TASK ITEM: Copy each line of the data below in which the word "above" can be found.

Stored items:
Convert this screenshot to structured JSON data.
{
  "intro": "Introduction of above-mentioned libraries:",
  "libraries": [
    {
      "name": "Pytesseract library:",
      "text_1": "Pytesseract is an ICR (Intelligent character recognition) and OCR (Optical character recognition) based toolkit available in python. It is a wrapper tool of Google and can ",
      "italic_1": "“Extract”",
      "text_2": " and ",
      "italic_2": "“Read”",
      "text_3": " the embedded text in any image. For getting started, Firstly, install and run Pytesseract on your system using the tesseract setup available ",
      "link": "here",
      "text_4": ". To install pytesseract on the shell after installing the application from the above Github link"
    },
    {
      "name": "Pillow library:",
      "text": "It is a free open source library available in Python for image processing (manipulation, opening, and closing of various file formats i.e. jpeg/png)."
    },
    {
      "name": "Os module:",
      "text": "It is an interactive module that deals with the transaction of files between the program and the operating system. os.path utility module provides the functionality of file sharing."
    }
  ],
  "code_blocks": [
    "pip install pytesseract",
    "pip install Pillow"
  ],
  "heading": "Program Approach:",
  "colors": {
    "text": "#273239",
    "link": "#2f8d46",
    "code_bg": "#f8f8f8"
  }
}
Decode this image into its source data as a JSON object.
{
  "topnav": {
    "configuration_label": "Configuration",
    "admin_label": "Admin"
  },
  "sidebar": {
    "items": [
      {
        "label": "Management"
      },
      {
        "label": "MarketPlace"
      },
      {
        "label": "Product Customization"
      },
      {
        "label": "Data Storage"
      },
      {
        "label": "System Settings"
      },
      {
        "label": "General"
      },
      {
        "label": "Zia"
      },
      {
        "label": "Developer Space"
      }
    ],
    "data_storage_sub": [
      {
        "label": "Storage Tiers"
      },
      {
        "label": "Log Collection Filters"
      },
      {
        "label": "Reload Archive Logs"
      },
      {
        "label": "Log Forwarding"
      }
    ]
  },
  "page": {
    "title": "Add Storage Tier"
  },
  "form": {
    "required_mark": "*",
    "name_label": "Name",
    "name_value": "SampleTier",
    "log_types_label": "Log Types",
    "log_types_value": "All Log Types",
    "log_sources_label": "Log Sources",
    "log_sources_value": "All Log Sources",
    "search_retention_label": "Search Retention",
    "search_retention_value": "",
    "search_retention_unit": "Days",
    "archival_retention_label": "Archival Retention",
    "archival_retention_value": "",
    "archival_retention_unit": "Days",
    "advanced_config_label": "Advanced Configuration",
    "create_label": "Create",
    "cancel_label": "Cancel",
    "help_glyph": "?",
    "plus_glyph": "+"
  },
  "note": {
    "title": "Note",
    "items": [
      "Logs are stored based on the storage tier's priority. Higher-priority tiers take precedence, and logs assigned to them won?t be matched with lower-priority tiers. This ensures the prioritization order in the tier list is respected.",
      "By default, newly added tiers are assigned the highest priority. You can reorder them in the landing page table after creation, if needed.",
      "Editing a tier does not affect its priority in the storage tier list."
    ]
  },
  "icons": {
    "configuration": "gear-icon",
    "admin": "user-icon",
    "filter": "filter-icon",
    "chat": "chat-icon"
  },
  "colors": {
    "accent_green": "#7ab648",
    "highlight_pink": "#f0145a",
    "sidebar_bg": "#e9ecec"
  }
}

EXERCISE SOLUTION:
  "intro": "Introduction of above-mentioned libraries:",
      "text_4": ". To install pytesseract on the shell after installing the application from the above Github link"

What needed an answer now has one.